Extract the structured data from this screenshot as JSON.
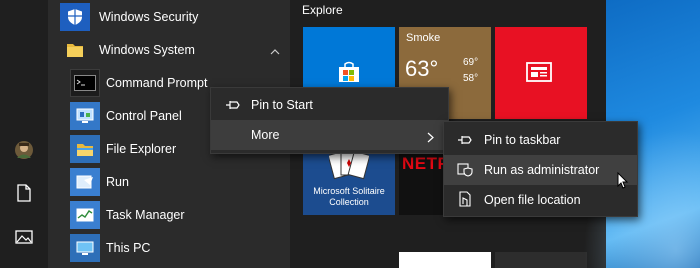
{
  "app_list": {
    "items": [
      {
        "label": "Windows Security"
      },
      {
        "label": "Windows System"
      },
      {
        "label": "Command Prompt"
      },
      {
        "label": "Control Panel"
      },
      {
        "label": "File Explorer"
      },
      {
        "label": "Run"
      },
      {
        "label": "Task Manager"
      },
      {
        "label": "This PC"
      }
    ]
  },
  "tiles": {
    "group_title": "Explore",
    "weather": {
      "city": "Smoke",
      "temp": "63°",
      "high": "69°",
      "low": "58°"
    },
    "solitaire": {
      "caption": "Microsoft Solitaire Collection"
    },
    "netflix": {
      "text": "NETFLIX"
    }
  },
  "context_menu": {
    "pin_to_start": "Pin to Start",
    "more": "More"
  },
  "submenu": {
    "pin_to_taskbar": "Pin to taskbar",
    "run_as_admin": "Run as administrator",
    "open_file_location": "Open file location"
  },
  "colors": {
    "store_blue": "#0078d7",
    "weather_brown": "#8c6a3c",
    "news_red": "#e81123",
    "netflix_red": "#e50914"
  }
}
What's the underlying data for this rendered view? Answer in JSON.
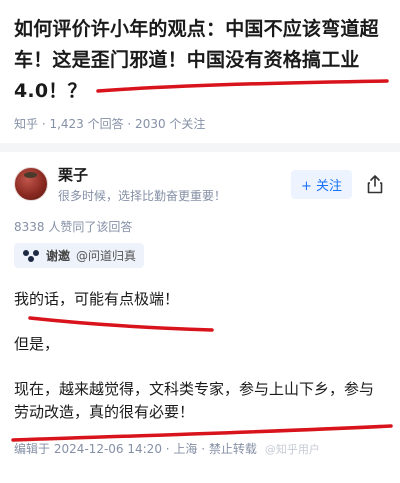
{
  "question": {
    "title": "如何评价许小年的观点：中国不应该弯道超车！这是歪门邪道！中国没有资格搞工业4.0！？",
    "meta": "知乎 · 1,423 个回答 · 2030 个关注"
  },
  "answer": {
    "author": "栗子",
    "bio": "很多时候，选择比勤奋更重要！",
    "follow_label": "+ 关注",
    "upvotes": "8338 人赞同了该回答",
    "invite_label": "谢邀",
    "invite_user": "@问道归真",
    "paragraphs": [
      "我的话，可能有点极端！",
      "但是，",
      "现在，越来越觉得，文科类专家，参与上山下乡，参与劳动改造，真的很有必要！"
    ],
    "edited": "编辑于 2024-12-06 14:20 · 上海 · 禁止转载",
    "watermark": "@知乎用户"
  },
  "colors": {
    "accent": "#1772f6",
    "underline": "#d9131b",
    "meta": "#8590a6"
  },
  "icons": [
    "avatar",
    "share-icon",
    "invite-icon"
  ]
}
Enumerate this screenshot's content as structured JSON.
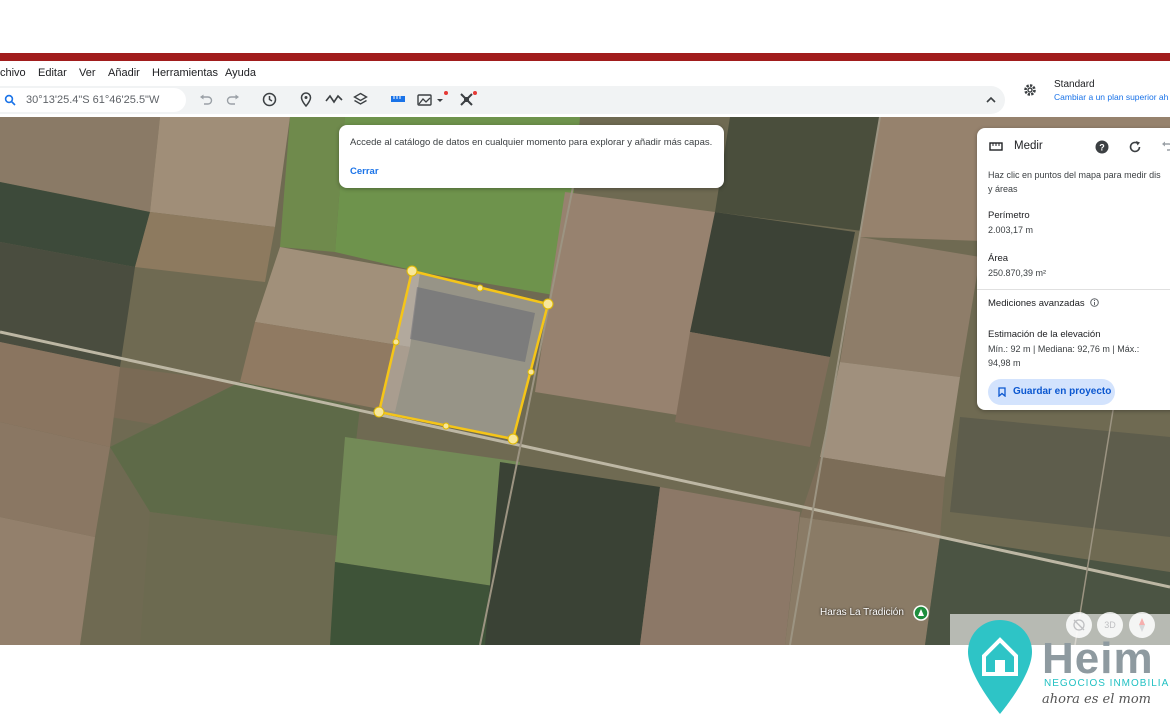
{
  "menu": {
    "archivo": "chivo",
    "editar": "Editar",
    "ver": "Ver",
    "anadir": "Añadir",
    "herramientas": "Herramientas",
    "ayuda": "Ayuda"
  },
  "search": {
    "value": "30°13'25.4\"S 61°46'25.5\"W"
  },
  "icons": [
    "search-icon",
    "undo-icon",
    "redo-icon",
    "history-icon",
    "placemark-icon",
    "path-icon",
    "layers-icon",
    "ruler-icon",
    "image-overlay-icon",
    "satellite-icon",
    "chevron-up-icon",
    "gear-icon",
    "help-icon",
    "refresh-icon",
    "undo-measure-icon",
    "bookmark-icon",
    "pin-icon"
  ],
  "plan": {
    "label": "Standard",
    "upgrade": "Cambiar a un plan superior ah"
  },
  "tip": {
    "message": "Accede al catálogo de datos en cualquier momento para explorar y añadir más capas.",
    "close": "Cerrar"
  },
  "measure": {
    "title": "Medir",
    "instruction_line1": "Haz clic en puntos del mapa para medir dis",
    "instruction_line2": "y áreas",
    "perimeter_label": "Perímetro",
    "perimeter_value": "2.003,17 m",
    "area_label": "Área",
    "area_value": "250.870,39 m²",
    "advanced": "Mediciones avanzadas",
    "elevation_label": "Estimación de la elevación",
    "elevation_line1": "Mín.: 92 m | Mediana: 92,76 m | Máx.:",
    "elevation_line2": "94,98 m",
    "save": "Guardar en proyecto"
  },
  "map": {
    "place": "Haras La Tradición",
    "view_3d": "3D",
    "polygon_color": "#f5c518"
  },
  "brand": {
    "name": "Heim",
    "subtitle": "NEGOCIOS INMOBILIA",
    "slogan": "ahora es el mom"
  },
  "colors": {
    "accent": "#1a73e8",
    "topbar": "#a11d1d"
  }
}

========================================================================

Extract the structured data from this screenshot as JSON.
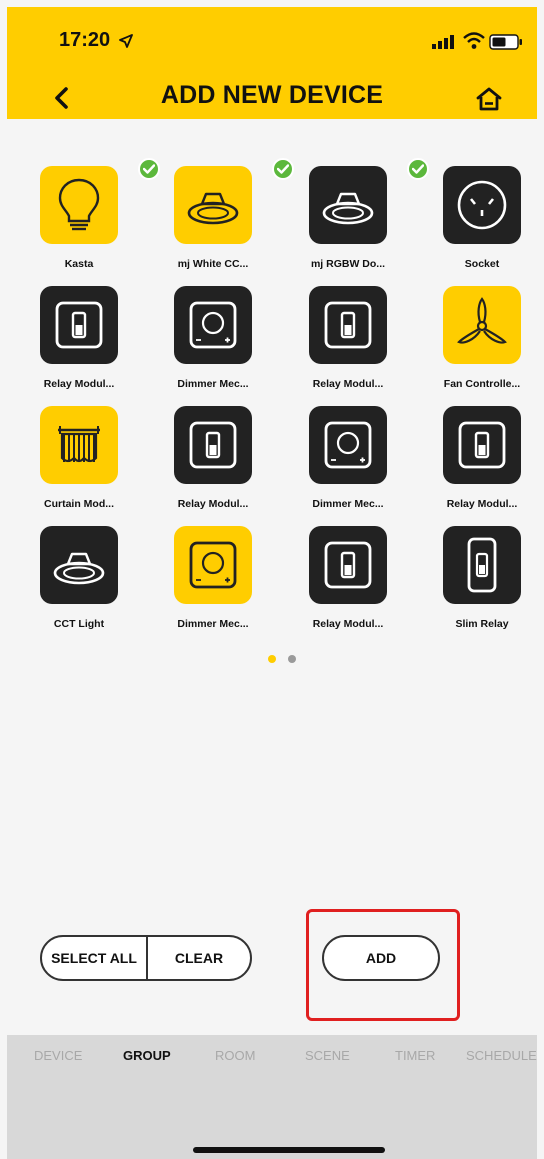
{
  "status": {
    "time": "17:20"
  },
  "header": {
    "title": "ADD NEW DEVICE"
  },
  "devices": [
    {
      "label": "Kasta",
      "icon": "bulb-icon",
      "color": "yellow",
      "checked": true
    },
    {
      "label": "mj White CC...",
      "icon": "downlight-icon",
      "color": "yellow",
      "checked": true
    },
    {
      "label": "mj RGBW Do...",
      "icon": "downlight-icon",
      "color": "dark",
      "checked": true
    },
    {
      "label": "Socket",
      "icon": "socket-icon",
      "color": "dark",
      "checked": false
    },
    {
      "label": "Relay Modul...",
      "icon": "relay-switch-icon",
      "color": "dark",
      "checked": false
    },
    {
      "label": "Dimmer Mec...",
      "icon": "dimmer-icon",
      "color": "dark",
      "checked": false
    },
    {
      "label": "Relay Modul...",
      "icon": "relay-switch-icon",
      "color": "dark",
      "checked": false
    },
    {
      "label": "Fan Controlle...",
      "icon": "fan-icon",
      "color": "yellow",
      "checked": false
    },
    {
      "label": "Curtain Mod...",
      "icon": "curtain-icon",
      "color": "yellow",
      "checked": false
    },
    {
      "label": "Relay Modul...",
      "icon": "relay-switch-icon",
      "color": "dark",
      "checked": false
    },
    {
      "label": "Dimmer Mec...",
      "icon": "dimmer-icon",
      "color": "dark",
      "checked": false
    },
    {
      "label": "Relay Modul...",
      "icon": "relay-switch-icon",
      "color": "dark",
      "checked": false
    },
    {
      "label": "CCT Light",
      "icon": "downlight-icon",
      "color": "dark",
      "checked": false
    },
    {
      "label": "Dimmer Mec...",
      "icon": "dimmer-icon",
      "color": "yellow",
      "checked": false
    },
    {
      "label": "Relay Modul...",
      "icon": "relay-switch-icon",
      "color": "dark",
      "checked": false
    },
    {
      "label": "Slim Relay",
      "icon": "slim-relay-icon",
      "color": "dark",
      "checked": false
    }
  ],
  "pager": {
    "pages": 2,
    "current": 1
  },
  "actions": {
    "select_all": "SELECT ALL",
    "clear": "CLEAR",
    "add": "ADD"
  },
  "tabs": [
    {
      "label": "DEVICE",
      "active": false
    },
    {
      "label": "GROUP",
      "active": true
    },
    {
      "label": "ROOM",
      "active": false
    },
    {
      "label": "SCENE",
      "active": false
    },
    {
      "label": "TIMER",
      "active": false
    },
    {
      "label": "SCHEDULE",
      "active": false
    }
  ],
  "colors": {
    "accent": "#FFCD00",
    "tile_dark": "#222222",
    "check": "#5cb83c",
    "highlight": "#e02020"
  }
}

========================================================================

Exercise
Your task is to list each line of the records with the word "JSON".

Solution for this exercise
Extract the structured data from this screenshot as JSON.
What's the underlying data for this rendered view? Answer in JSON.
Enumerate this screenshot's content as structured JSON.
Extract the structured data from this screenshot as JSON.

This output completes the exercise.